Buncombe County’s political stereotype is that of the blueberry in the tomato soup: a Democratic stronghold surrounded by otherwise Republican Western North Carolina. But while that may have been true in previous decades, voter registration numbers now tell a different culinary story, with the blueberry replaced by a gray sardine.
That’s because unaffiliated Buncombe voters now outnumber those aligned with any one political party. As of April 9, nearly 83,000 county residents — about 40.3% of all voters — had registered as unaffiliated, compared with about 75,000 Democrats (36.5%), 46,000 Republicans (22.4%) and 1,700 Libertarians (0.8%).

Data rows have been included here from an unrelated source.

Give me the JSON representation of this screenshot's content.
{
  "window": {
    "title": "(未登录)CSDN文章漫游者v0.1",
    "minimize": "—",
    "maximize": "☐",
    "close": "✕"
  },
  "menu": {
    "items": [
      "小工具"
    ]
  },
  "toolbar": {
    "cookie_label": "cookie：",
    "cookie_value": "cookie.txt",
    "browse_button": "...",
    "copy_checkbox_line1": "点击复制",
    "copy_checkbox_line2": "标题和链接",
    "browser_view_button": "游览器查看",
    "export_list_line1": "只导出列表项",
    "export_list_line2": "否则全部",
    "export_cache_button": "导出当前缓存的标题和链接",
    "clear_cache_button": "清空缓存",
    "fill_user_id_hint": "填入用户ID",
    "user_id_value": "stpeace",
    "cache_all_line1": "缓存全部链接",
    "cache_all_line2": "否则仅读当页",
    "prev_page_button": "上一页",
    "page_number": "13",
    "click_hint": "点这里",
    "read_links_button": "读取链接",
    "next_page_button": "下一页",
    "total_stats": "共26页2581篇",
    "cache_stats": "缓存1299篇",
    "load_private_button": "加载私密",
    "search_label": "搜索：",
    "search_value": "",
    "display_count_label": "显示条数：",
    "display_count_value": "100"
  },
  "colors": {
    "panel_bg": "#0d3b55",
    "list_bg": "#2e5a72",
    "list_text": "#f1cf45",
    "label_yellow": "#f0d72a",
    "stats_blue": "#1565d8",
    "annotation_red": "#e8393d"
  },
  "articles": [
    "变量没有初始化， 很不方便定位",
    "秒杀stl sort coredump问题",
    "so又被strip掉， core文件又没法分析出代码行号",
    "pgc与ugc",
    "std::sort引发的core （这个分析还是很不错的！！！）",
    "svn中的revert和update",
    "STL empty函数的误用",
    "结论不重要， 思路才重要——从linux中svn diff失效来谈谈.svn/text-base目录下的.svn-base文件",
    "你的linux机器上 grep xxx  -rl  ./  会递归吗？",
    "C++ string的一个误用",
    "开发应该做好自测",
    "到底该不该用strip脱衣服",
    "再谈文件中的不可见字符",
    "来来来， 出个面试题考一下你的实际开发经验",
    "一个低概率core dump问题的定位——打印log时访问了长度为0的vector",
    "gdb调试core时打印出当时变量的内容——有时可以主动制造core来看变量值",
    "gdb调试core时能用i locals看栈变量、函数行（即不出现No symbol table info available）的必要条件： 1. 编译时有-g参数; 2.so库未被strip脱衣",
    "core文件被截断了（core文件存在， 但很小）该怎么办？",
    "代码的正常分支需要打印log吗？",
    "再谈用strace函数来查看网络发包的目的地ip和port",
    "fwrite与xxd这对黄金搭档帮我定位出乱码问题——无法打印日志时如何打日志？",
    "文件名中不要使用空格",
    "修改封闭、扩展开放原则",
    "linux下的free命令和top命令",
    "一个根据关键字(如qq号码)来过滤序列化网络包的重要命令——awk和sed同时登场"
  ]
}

The shift represents an unaffiliated increase of nearly 15 percentage points since the 2008 primaries, when Democratic enthusiasm was on the upswing due to the first campaign of former President Barack Obama. County Democrats subsequently lost more than 7 percentage points of overall voter registration, with Republicans losing more than 8 percentage points. (As of early 2008, the Libertarian Party was not officially recognized by North Carolina.)
North Carolina as a whole has seen similar changes. Since early 2008, the share of unaffiliated voters across the state has grown by about 13.6 percentage points, with Democrats losing 10.4 percentage points and Republicans about 3.9. Among Buncombe’s immediate neighbors, Haywood, Henderson, Madison and Transylvania counties all have a plurality of unaffiliated voters. (Full numbers are available at avl.mx/bh3.)
What’s driving this increase? In a 2020 interview with Xpress, Western Carolina University political science professor Chris Cooper noted the flexibility unaffiliated voters enjoy: They can choose any partisan ballot during primary elections, while voters registered with a specific party must vote in that party’s primary. Cooper also said vitriolic partisan rhetoric at the federal level might discourage some people from aligning with a party.
And the trend doesn’t appear to be slowing down. As reported by Old North State Politics, North Carolina’s youngest voters are the most likely to register as unaffiliated, with 46% of new Generation Z voters registering as unaffiliated in 2018 and 2020.